## Problem to work on:
Repeat each entry below exactly as it stands.

[Dataset content — start]

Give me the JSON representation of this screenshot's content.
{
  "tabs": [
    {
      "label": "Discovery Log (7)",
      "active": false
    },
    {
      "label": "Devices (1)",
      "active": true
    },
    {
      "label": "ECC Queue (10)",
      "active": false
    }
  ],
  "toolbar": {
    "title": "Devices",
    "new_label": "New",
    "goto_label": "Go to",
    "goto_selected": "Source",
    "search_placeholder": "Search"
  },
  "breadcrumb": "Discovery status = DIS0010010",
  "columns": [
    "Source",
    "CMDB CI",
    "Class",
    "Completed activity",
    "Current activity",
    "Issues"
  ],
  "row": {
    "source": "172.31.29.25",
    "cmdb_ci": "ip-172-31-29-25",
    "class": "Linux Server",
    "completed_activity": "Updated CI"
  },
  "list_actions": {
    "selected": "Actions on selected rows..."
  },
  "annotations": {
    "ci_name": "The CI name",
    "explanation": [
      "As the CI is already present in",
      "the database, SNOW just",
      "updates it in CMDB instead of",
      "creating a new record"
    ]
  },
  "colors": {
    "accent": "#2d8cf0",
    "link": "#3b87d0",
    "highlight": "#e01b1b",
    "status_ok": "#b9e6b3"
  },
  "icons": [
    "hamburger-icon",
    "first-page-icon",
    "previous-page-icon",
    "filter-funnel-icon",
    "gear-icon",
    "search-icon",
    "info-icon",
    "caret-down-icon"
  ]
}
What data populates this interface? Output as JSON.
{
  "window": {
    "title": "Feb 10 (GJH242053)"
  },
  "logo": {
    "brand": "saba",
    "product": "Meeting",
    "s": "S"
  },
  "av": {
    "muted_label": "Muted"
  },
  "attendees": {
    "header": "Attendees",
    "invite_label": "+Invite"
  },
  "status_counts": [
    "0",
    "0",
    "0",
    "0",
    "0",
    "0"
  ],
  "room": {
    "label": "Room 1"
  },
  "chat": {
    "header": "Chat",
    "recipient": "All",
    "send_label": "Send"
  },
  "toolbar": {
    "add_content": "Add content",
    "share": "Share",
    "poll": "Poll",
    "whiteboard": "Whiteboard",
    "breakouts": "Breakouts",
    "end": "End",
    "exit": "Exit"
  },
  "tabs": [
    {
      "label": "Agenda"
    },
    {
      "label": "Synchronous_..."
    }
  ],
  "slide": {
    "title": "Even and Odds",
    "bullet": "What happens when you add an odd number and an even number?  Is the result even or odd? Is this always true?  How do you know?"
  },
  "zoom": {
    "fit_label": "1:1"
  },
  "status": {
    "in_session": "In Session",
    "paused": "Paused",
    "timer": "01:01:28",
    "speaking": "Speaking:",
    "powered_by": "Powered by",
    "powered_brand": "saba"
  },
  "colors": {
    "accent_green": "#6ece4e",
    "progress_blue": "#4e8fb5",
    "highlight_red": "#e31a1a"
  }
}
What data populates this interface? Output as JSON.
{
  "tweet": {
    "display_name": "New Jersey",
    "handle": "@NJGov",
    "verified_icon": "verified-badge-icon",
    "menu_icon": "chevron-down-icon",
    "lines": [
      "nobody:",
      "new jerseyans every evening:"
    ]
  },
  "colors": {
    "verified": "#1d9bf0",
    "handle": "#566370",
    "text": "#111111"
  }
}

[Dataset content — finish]

## Solution for this problem:
Give me the JSON representation of this screenshot's content.
{
  "tabs": [
    {
      "label": "Discovery Log (7)",
      "active": false
    },
    {
      "label": "Devices (1)",
      "active": true
    },
    {
      "label": "ECC Queue (10)",
      "active": false
    }
  ],
  "toolbar": {
    "title": "Devices",
    "new_label": "New",
    "goto_label": "Go to",
    "goto_selected": "Source",
    "search_placeholder": "Search"
  },
  "breadcrumb": "Discovery status = DIS0010010",
  "columns": [
    "Source",
    "CMDB CI",
    "Class",
    "Completed activity",
    "Current activity",
    "Issues"
  ],
  "row": {
    "source": "172.31.29.25",
    "cmdb_ci": "ip-172-31-29-25",
    "class": "Linux Server",
    "completed_activity": "Updated CI"
  },
  "list_actions": {
    "selected": "Actions on selected rows..."
  },
  "annotations": {
    "ci_name": "The CI name",
    "explanation": [
      "As the CI is already present in",
      "the database, SNOW just",
      "updates it in CMDB instead of",
      "creating a new record"
    ]
  },
  "colors": {
    "accent": "#2d8cf0",
    "link": "#3b87d0",
    "highlight": "#e01b1b",
    "status_ok": "#b9e6b3"
  },
  "icons": [
    "hamburger-icon",
    "first-page-icon",
    "previous-page-icon",
    "filter-funnel-icon",
    "gear-icon",
    "search-icon",
    "info-icon",
    "caret-down-icon"
  ]
}
What data populates this interface? Output as JSON.
{
  "window": {
    "title": "Feb 10 (GJH242053)"
  },
  "logo": {
    "brand": "saba",
    "product": "Meeting",
    "s": "S"
  },
  "av": {
    "muted_label": "Muted"
  },
  "attendees": {
    "header": "Attendees",
    "invite_label": "+Invite"
  },
  "status_counts": [
    "0",
    "0",
    "0",
    "0",
    "0",
    "0"
  ],
  "room": {
    "label": "Room 1"
  },
  "chat": {
    "header": "Chat",
    "recipient": "All",
    "send_label": "Send"
  },
  "toolbar": {
    "add_content": "Add content",
    "share": "Share",
    "poll": "Poll",
    "whiteboard": "Whiteboard",
    "breakouts": "Breakouts",
    "end": "End",
    "exit": "Exit"
  },
  "tabs": [
    {
      "label": "Agenda"
    },
    {
      "label": "Synchronous_..."
    }
  ],
  "slide": {
    "title": "Even and Odds",
    "bullet": "What happens when you add an odd number and an even number?  Is the result even or odd? Is this always true?  How do you know?"
  },
  "zoom": {
    "fit_label": "1:1"
  },
  "status": {
    "in_session": "In Session",
    "paused": "Paused",
    "timer": "01:01:28",
    "speaking": "Speaking:",
    "powered_by": "Powered by",
    "powered_brand": "saba"
  },
  "colors": {
    "accent_green": "#6ece4e",
    "progress_blue": "#4e8fb5",
    "highlight_red": "#e31a1a"
  }
}
What data populates this interface? Output as JSON.
{
  "tweet": {
    "display_name": "New Jersey",
    "handle": "@NJGov",
    "verified_icon": "verified-badge-icon",
    "menu_icon": "chevron-down-icon",
    "lines": [
      "nobody:",
      "new jerseyans every evening:"
    ]
  },
  "colors": {
    "verified": "#1d9bf0",
    "handle": "#566370",
    "text": "#111111"
  }
}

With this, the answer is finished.